Data records for software interfaces:
+--
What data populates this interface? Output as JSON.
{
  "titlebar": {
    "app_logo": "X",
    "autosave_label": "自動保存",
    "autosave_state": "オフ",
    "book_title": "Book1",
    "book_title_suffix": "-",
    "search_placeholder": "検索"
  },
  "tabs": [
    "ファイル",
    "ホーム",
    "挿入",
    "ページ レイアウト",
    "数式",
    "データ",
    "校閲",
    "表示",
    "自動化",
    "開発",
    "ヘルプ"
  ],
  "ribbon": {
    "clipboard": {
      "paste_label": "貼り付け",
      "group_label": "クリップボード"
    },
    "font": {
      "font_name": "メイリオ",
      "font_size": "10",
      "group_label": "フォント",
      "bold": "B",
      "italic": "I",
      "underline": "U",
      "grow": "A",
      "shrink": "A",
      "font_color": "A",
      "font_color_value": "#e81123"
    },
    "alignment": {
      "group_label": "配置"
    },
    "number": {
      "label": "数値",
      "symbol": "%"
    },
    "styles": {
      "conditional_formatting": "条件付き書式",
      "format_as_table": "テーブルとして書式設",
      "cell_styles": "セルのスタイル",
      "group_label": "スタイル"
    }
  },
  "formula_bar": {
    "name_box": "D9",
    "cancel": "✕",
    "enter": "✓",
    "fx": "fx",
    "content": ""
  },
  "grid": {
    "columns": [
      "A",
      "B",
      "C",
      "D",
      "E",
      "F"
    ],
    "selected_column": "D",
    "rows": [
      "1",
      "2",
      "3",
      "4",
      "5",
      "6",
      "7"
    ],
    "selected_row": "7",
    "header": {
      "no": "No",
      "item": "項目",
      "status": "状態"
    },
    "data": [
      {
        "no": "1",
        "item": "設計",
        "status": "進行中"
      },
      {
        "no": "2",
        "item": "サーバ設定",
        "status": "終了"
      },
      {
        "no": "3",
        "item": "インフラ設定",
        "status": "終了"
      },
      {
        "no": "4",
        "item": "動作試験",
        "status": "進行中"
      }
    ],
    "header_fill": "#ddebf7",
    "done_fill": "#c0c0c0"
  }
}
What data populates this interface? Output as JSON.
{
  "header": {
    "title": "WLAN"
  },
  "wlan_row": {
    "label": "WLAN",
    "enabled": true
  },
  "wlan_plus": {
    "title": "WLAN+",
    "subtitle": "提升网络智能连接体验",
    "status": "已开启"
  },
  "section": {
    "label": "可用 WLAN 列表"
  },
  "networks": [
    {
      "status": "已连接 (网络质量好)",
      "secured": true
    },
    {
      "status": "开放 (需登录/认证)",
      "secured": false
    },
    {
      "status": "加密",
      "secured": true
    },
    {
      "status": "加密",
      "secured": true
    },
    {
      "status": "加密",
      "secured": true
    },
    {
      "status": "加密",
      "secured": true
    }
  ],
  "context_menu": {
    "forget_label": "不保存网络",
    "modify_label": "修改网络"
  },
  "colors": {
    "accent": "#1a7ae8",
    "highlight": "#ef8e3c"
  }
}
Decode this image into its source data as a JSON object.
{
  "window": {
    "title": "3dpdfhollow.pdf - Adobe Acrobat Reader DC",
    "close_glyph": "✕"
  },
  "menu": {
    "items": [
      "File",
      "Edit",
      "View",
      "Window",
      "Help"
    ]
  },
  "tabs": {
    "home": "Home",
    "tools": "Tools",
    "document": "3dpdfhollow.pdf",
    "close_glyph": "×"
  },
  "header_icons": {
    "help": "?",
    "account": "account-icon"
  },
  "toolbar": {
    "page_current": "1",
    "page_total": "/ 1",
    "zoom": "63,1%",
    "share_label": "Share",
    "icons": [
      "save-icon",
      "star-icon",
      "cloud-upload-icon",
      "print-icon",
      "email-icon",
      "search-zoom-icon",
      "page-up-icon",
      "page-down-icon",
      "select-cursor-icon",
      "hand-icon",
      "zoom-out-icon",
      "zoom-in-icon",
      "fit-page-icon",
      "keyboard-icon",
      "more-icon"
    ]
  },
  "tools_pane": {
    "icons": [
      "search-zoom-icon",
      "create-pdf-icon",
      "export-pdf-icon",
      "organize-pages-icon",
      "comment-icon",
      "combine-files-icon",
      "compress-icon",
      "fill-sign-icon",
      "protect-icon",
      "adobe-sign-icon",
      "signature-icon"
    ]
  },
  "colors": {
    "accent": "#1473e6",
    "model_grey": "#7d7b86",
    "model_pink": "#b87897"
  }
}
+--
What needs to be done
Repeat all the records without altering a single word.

Task response
What data populates this interface? Output as JSON.
{
  "titlebar": {
    "app_logo": "X",
    "autosave_label": "自動保存",
    "autosave_state": "オフ",
    "book_title": "Book1",
    "book_title_suffix": "-",
    "search_placeholder": "検索"
  },
  "tabs": [
    "ファイル",
    "ホーム",
    "挿入",
    "ページ レイアウト",
    "数式",
    "データ",
    "校閲",
    "表示",
    "自動化",
    "開発",
    "ヘルプ"
  ],
  "ribbon": {
    "clipboard": {
      "paste_label": "貼り付け",
      "group_label": "クリップボード"
    },
    "font": {
      "font_name": "メイリオ",
      "font_size": "10",
      "group_label": "フォント",
      "bold": "B",
      "italic": "I",
      "underline": "U",
      "grow": "A",
      "shrink": "A",
      "font_color": "A",
      "font_color_value": "#e81123"
    },
    "alignment": {
      "group_label": "配置"
    },
    "number": {
      "label": "数値",
      "symbol": "%"
    },
    "styles": {
      "conditional_formatting": "条件付き書式",
      "format_as_table": "テーブルとして書式設",
      "cell_styles": "セルのスタイル",
      "group_label": "スタイル"
    }
  },
  "formula_bar": {
    "name_box": "D9",
    "cancel": "✕",
    "enter": "✓",
    "fx": "fx",
    "content": ""
  },
  "grid": {
    "columns": [
      "A",
      "B",
      "C",
      "D",
      "E",
      "F"
    ],
    "selected_column": "D",
    "rows": [
      "1",
      "2",
      "3",
      "4",
      "5",
      "6",
      "7"
    ],
    "selected_row": "7",
    "header": {
      "no": "No",
      "item": "項目",
      "status": "状態"
    },
    "data": [
      {
        "no": "1",
        "item": "設計",
        "status": "進行中"
      },
      {
        "no": "2",
        "item": "サーバ設定",
        "status": "終了"
      },
      {
        "no": "3",
        "item": "インフラ設定",
        "status": "終了"
      },
      {
        "no": "4",
        "item": "動作試験",
        "status": "進行中"
      }
    ],
    "header_fill": "#ddebf7",
    "done_fill": "#c0c0c0"
  }
}
What data populates this interface? Output as JSON.
{
  "header": {
    "title": "WLAN"
  },
  "wlan_row": {
    "label": "WLAN",
    "enabled": true
  },
  "wlan_plus": {
    "title": "WLAN+",
    "subtitle": "提升网络智能连接体验",
    "status": "已开启"
  },
  "section": {
    "label": "可用 WLAN 列表"
  },
  "networks": [
    {
      "status": "已连接 (网络质量好)",
      "secured": true
    },
    {
      "status": "开放 (需登录/认证)",
      "secured": false
    },
    {
      "status": "加密",
      "secured": true
    },
    {
      "status": "加密",
      "secured": true
    },
    {
      "status": "加密",
      "secured": true
    },
    {
      "status": "加密",
      "secured": true
    }
  ],
  "context_menu": {
    "forget_label": "不保存网络",
    "modify_label": "修改网络"
  },
  "colors": {
    "accent": "#1a7ae8",
    "highlight": "#ef8e3c"
  }
}
Decode this image into its source data as a JSON object.
{
  "window": {
    "title": "3dpdfhollow.pdf - Adobe Acrobat Reader DC",
    "close_glyph": "✕"
  },
  "menu": {
    "items": [
      "File",
      "Edit",
      "View",
      "Window",
      "Help"
    ]
  },
  "tabs": {
    "home": "Home",
    "tools": "Tools",
    "document": "3dpdfhollow.pdf",
    "close_glyph": "×"
  },
  "header_icons": {
    "help": "?",
    "account": "account-icon"
  },
  "toolbar": {
    "page_current": "1",
    "page_total": "/ 1",
    "zoom": "63,1%",
    "share_label": "Share",
    "icons": [
      "save-icon",
      "star-icon",
      "cloud-upload-icon",
      "print-icon",
      "email-icon",
      "search-zoom-icon",
      "page-up-icon",
      "page-down-icon",
      "select-cursor-icon",
      "hand-icon",
      "zoom-out-icon",
      "zoom-in-icon",
      "fit-page-icon",
      "keyboard-icon",
      "more-icon"
    ]
  },
  "tools_pane": {
    "icons": [
      "search-zoom-icon",
      "create-pdf-icon",
      "export-pdf-icon",
      "organize-pages-icon",
      "comment-icon",
      "combine-files-icon",
      "compress-icon",
      "fill-sign-icon",
      "protect-icon",
      "adobe-sign-icon",
      "signature-icon"
    ]
  },
  "colors": {
    "accent": "#1473e6",
    "model_grey": "#7d7b86",
    "model_pink": "#b87897"
  }
}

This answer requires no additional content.